I also appreciate all your suggestions about writing logical schematics guys, that's something that I must definitively still learn.


Is the gate protected from voltages higher than allowable? Most MOSFETS have a limit of 20V.

Bob
Those mosfets have 40v limit and I can control the input (see the specs I posted earlier)

But please, could we focus on my main question here? How would you suggest protecting the MOSFETs by voltage spikes from the inductive load?
 

MrChips

Joined Oct 2, 2009
27,641
Here is a better way of drawing your circuit.
I have a total of 3 crossed lines which could be reduced to two by moving the H1-2 connector closer to OPT2.
Why is this better?
It is better because it reveals the topology of the circuit and the function of each component in relation to the connected components.
Again, it more clearly communicates what each component is supposed to be doing.

As an example, examine H1-1, OPT1 emitter, R1, and GND.
These are the only components that are connected. This is evident in my drawing.

Compare my circuit diagram with yours.
AAC Magnet Driver.jpg

AAC Magnet Driver - fablau.jpg
 

Thread Starter

fablau

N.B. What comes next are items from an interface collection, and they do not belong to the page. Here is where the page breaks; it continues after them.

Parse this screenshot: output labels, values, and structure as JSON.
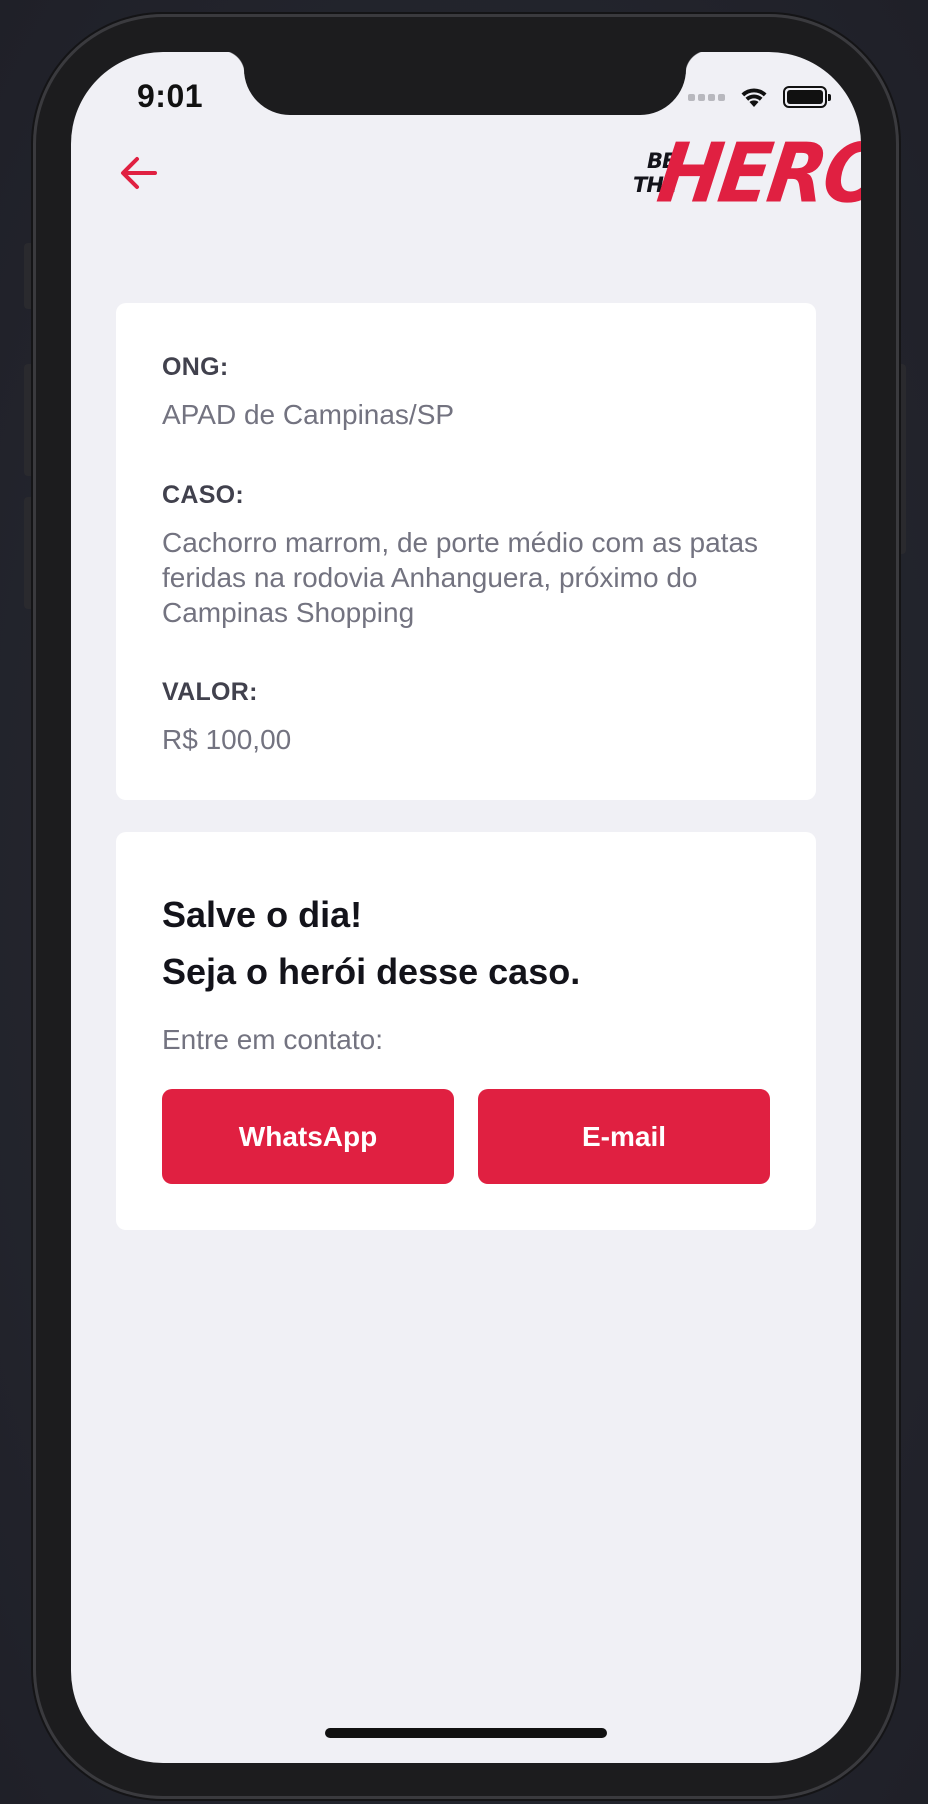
{
  "status_bar": {
    "time": "9:01",
    "icons": [
      "cellular-signal-icon",
      "wifi-icon",
      "battery-icon"
    ]
  },
  "header": {
    "back_icon": "arrow-left-icon",
    "logo": {
      "line1": "BE",
      "line2": "THE",
      "word": "HERO"
    }
  },
  "incident": {
    "ong_label": "ONG:",
    "ong_value": "APAD de Campinas/SP",
    "case_label": "CASO:",
    "case_value": "Cachorro marrom, de porte médio com as patas feridas na rodovia Anhanguera, próximo do Campinas Shopping",
    "value_label": "VALOR:",
    "value_value": "R$ 100,00"
  },
  "contact": {
    "title_line1": "Salve o dia!",
    "title_line2": "Seja o herói desse caso.",
    "description": "Entre em contato:",
    "whatsapp_label": "WhatsApp",
    "email_label": "E-mail"
  },
  "colors": {
    "brand": "#e02041",
    "background": "#f0f0f5",
    "card": "#ffffff",
    "label": "#41414d",
    "text": "#737380",
    "title": "#13131a"
  }
}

Joined May 14, 2020
167
Wow, that's awesome MrChips, thank you for doing that. Much cleaner indeed, I'll make sure to do it that way the next time.

Any advice on protecting the MOSFETs?

Thank you again very much.
 

Martin_R

Joined Aug 28, 2019
132
Thank you Mr Chips for drawing the circuit in a logical manner! Much appreciated. I'm confused by HS3-1. Is it negative or positive or switching between the two? The problem I'm having is seeing how the PEMOS transistor switches properly, as surely it's source needs to be connected to the +32 volt supply. I can see R3 pulls the gate to +32 and turns the transistor off, and OPT1 provides the voltage from D4 to turn it on, but surely only if the source id connected to +32v.What have I overlooked?
The NEMOS transistor circuit I can see clearly ( now that the circuit has been redrawn properly), though I think R4 value is too high to turn the transistor off quickly, same comment to R3.
 

Martin_R

Joined Aug 28, 2019
132
I wonder how many of (for example) the NEMOSFET transistors could be switched on at the same time by the controller? With several pull down resistors now in parallel the 12v zener voltage collapses and the transistors fail to switch on properly. Same logic applies to the PEMOS transistors. Easy to see now there's a neat and logical drawing.
 

Thread Starter

fablau

Joined May 14, 2020
167
If it is a spike from the coil that is causing it, you can put across the coil: a cap/resistor in series, a MOV, or a TVS.

Have a look into "relay coil suppression for AC circuits"
Thank you for your reply. Yes, I was thinking to use a MOV clamping drain-source for each MOSFET.
 
Top